Exercise instructions
Locate all lines in the data below that hold "symbol" and show them.

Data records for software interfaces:
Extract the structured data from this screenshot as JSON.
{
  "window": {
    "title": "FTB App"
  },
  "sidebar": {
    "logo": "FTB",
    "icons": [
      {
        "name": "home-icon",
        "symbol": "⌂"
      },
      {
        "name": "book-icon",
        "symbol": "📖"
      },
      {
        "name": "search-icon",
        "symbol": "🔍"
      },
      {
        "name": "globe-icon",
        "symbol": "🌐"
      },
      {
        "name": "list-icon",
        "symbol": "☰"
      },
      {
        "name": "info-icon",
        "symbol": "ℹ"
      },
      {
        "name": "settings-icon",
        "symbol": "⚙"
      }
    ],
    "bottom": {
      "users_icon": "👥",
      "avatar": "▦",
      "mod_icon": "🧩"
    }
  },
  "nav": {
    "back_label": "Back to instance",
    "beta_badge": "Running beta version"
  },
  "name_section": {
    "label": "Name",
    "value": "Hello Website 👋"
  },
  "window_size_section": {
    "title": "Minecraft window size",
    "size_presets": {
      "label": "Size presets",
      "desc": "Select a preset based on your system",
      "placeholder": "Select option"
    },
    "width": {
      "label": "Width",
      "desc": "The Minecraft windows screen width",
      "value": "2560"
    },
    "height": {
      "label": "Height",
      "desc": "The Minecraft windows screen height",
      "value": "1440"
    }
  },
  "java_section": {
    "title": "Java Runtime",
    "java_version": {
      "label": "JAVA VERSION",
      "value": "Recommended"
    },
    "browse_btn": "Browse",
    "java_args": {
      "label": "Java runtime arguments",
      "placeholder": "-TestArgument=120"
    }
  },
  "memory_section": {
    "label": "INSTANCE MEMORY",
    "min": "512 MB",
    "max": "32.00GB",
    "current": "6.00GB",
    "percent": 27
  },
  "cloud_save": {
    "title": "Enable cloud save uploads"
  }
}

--

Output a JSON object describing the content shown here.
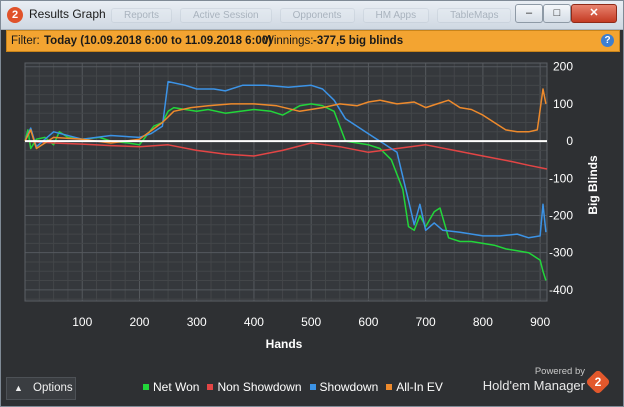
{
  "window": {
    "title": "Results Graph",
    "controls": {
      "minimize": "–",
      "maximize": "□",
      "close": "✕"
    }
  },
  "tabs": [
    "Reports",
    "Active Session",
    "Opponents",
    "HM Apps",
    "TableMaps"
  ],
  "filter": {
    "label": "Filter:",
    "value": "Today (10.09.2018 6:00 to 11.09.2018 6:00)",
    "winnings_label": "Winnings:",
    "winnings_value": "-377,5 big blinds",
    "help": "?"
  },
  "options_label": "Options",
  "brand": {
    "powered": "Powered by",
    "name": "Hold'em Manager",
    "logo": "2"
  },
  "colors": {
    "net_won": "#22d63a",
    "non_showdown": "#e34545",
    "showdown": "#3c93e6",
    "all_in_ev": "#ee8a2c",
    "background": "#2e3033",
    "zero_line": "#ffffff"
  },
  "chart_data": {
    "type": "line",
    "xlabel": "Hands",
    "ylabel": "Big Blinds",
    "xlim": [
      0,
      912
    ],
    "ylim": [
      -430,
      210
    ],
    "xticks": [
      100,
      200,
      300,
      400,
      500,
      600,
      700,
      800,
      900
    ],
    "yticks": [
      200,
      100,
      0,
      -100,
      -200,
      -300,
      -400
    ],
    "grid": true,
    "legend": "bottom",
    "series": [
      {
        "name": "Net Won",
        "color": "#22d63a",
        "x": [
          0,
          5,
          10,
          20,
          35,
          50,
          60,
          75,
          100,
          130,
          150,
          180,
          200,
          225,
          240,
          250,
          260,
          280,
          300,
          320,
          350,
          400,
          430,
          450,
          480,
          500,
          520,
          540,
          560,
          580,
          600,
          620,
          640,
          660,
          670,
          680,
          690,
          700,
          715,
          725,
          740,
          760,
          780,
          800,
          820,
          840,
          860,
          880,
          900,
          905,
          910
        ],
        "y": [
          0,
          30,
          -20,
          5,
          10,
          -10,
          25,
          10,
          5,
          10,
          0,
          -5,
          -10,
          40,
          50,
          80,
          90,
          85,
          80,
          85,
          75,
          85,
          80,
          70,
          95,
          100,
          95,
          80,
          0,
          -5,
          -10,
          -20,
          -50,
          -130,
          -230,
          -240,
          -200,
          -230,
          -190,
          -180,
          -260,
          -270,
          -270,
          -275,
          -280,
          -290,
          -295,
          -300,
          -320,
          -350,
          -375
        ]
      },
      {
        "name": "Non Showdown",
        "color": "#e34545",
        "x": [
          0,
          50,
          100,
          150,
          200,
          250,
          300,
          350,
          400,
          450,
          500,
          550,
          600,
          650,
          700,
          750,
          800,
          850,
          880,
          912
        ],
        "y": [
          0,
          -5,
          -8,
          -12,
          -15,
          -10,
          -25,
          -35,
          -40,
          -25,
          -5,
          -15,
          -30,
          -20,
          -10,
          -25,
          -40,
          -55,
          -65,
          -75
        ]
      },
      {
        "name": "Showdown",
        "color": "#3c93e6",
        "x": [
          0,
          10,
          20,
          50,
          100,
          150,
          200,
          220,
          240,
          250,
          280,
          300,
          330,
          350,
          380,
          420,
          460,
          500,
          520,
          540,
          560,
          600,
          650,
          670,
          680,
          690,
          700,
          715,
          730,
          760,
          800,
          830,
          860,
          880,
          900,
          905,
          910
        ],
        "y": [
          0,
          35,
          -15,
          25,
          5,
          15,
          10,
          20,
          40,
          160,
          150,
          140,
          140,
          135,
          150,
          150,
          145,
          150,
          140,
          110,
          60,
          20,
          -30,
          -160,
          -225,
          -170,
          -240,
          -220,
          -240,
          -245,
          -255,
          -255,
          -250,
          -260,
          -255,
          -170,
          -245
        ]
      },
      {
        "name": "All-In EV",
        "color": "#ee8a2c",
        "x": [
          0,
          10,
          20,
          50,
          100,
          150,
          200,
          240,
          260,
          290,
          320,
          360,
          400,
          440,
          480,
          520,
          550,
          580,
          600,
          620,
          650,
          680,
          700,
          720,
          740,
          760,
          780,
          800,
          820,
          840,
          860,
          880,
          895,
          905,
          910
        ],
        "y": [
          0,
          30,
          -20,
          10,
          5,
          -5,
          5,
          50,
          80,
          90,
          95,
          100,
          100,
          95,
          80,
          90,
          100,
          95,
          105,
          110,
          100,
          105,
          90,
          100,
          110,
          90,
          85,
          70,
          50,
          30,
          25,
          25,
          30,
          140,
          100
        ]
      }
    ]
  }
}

Answer area
        "symbol": "⌂"
        "symbol": "📖"
        "symbol": "🔍"
        "symbol": "🌐"
        "symbol": "☰"
        "symbol": "ℹ"
        "symbol": "⚙"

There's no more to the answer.